• Work item
For each record that follows, give it back exactly, with no pictures included.

• Data supplied
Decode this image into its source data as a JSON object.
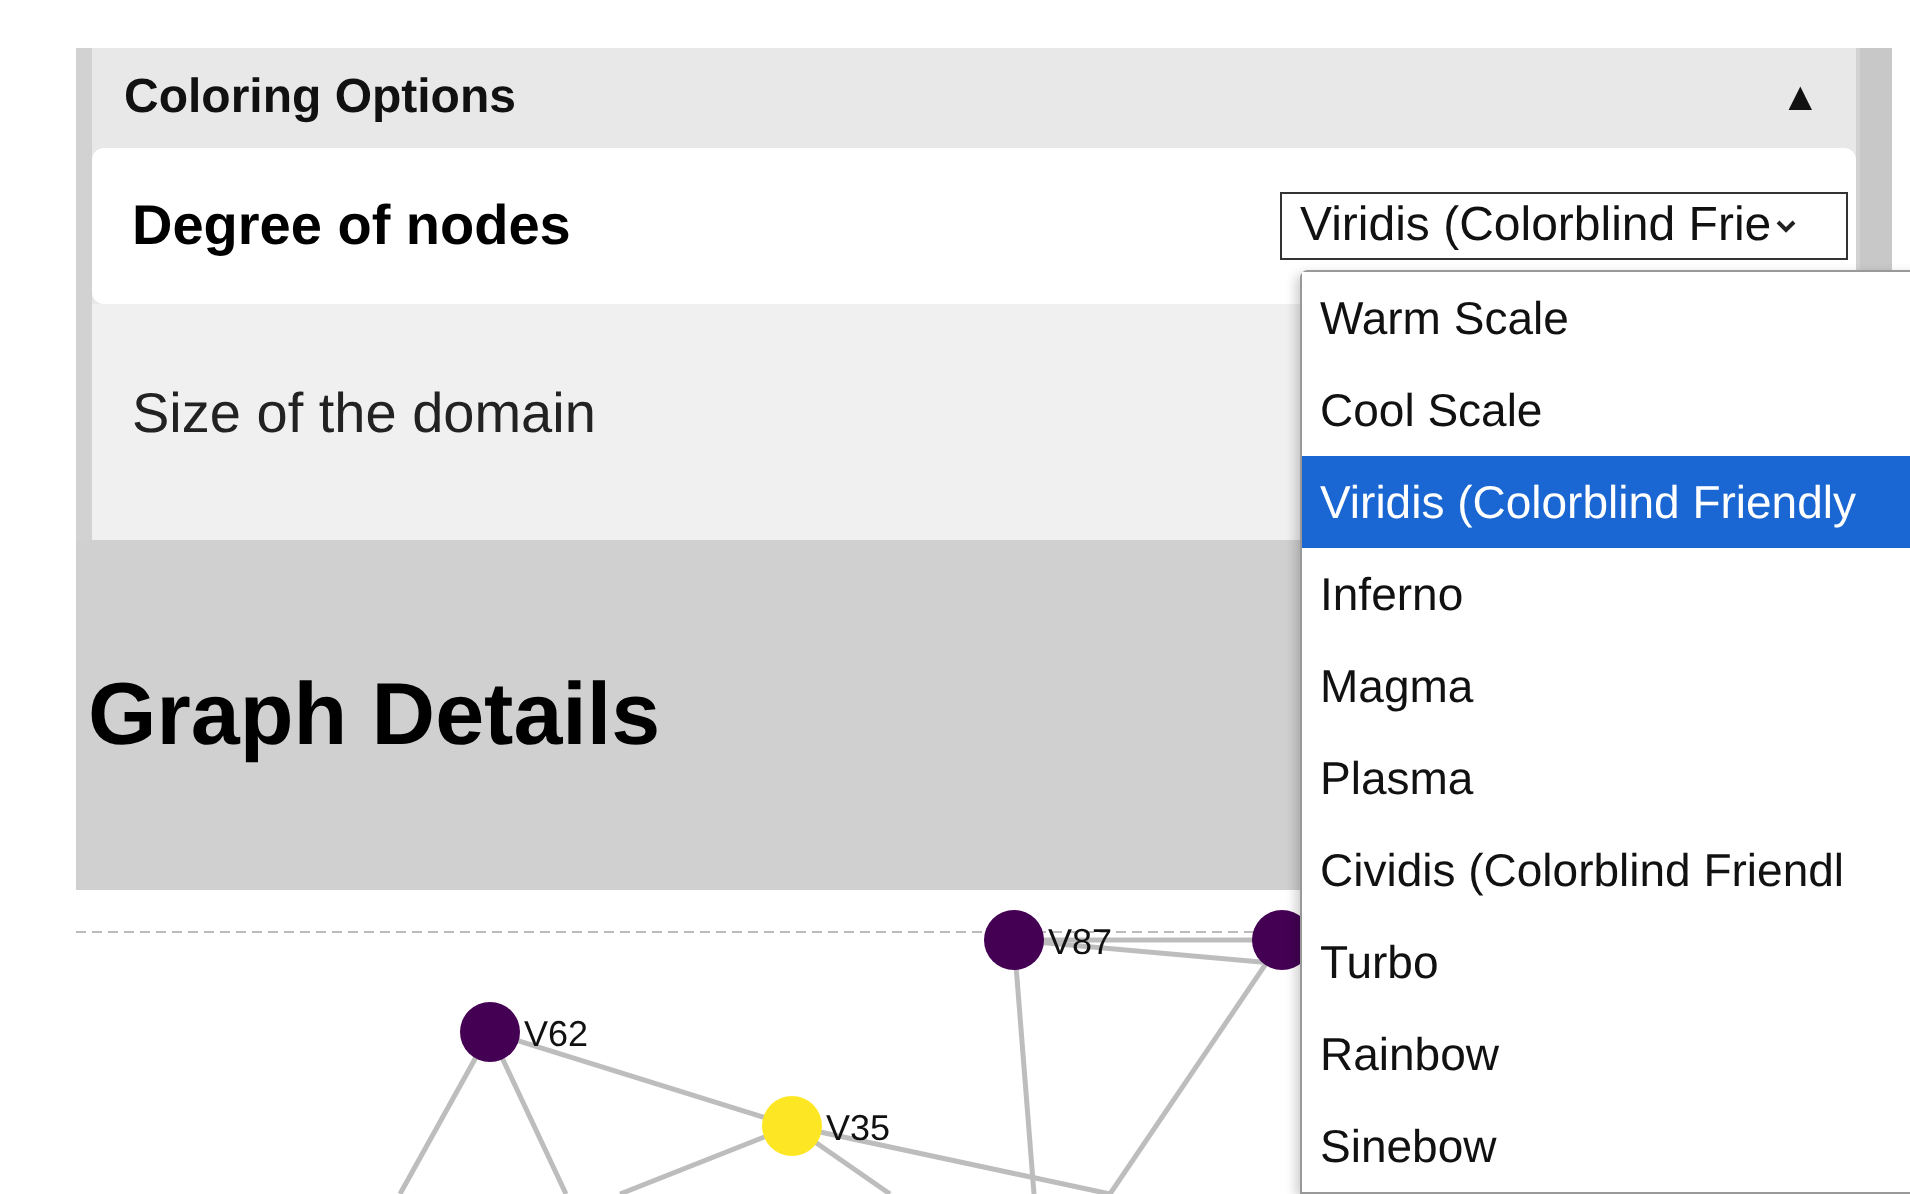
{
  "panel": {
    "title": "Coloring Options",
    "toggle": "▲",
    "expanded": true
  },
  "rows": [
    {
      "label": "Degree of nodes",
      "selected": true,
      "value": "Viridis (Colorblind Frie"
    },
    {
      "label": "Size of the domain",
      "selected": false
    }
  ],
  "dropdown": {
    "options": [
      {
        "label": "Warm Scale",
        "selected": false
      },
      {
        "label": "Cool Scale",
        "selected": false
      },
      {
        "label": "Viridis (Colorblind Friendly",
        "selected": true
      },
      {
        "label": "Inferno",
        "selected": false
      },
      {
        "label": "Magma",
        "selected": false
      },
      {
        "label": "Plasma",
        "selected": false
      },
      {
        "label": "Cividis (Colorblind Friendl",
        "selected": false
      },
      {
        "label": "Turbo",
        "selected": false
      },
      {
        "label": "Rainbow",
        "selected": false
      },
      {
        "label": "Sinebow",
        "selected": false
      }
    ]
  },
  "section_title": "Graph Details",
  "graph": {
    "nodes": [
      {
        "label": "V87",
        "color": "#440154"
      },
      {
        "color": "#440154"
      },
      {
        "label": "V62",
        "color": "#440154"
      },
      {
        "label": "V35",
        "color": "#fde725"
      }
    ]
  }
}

• Response area
Decode this image into its source data as a JSON object.
{
  "panel": {
    "title": "Coloring Options",
    "toggle": "▲",
    "expanded": true
  },
  "rows": [
    {
      "label": "Degree of nodes",
      "selected": true,
      "value": "Viridis (Colorblind Frie"
    },
    {
      "label": "Size of the domain",
      "selected": false
    }
  ],
  "dropdown": {
    "options": [
      {
        "label": "Warm Scale",
        "selected": false
      },
      {
        "label": "Cool Scale",
        "selected": false
      },
      {
        "label": "Viridis (Colorblind Friendly",
        "selected": true
      },
      {
        "label": "Inferno",
        "selected": false
      },
      {
        "label": "Magma",
        "selected": false
      },
      {
        "label": "Plasma",
        "selected": false
      },
      {
        "label": "Cividis (Colorblind Friendl",
        "selected": false
      },
      {
        "label": "Turbo",
        "selected": false
      },
      {
        "label": "Rainbow",
        "selected": false
      },
      {
        "label": "Sinebow",
        "selected": false
      }
    ]
  },
  "section_title": "Graph Details",
  "graph": {
    "nodes": [
      {
        "label": "V87",
        "color": "#440154"
      },
      {
        "color": "#440154"
      },
      {
        "label": "V62",
        "color": "#440154"
      },
      {
        "label": "V35",
        "color": "#fde725"
      }
    ]
  }
}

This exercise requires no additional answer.